It looks like that one has a tendency to burn out... another board that looks repaired.


Here's a manual with a schematic for the machine. unfortunately none for the circuit board, but you may find useful if you don't already have it.
Brunswick Aspen Manual


Joined Jan 23, 2018

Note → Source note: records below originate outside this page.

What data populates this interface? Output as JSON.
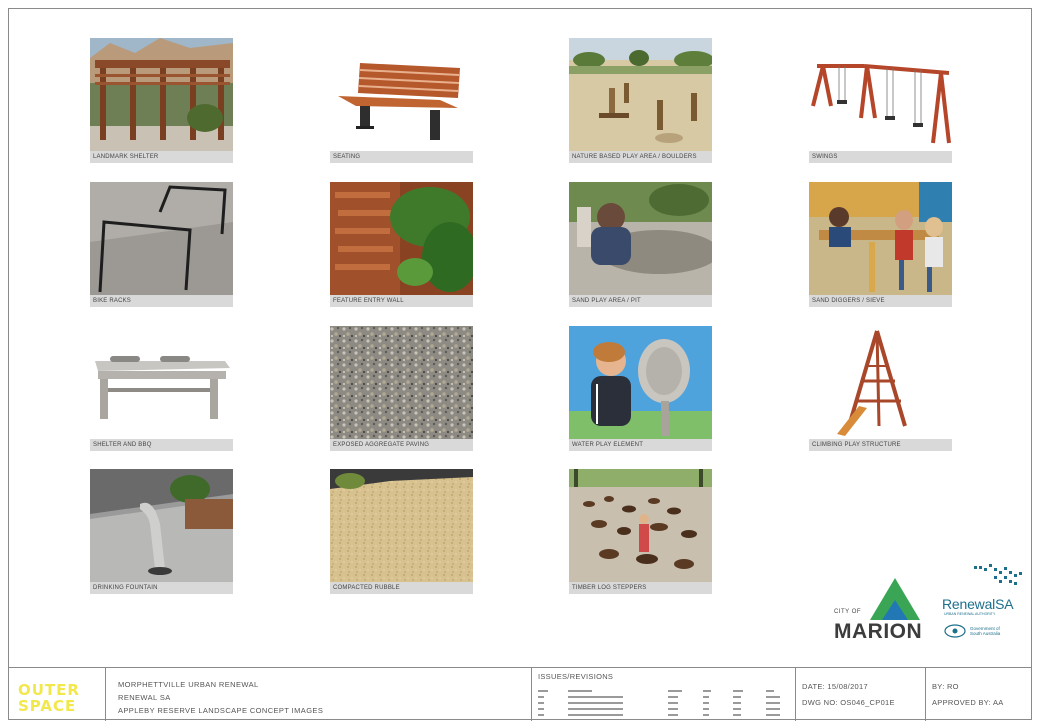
{
  "tiles": [
    {
      "caption": "LANDMARK SHELTER",
      "icon": "shelter-photo"
    },
    {
      "caption": "SEATING",
      "icon": "bench-photo"
    },
    {
      "caption": "NATURE BASED PLAY AREA / BOULDERS",
      "icon": "nature-play-photo"
    },
    {
      "caption": "SWINGS",
      "icon": "swing-set-photo"
    },
    {
      "caption": "BIKE RACKS",
      "icon": "bike-rack-photo"
    },
    {
      "caption": "FEATURE ENTRY WALL",
      "icon": "entry-wall-photo"
    },
    {
      "caption": "SAND PLAY AREA / PIT",
      "icon": "sand-pit-photo"
    },
    {
      "caption": "SAND DIGGERS / SIEVE",
      "icon": "sand-diggers-photo"
    },
    {
      "caption": "SHELTER AND BBQ",
      "icon": "bbq-photo"
    },
    {
      "caption": "EXPOSED AGGREGATE PAVING",
      "icon": "aggregate-paving-photo"
    },
    {
      "caption": "WATER PLAY ELEMENT",
      "icon": "water-play-photo"
    },
    {
      "caption": "CLIMBING PLAY STRUCTURE",
      "icon": "play-structure-photo"
    },
    {
      "caption": "DRINKING FOUNTAIN",
      "icon": "drinking-fountain-photo"
    },
    {
      "caption": "COMPACTED RUBBLE",
      "icon": "rubble-photo"
    },
    {
      "caption": "TIMBER LOG STEPPERS",
      "icon": "log-steppers-photo"
    }
  ],
  "logos": {
    "marion_city": "CITY OF",
    "marion_name": "MARION",
    "renewal_name": "RenewalSA",
    "renewal_sub": "URBAN RENEWAL AUTHORITY",
    "gov_text_1": "Government of",
    "gov_text_2": "South Australia"
  },
  "title_block": {
    "brand_line_1": "OUTER",
    "brand_line_2": "SPACE",
    "project_line_1": "MORPHETTVILLE URBAN RENEWAL",
    "project_line_2": "RENEWAL SA",
    "project_line_3": "APPLEBY RESERVE LANDSCAPE CONCEPT IMAGES",
    "issues_title": "ISSUES/REVISIONS",
    "date": "DATE: 15/08/2017",
    "drawing_no": "DWG NO: OS046_CP01E",
    "by": "BY: RO",
    "approved_by": "APPROVED BY: AA"
  },
  "colors": {
    "brand_yellow": "#f2e84b",
    "marion_green": "#3aa655",
    "marion_blue": "#2277b5",
    "renewal_teal": "#1d6f8c",
    "caption_grey": "#d9d9d9"
  }
}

The trick is to install the resistor with longer leads so that the body is at least a quarter inch above the board surface. Not only does that allow more air circulation, but the longer leads also conduct more heat away from the resistor body. AND, what is missing that is very important is the 0.1 mFD capacitors at the regulator, bypassing both the input and output. Those are not optional, they are vital. Without the bypass capacitors the regulator can oscillate very well and get quite hot.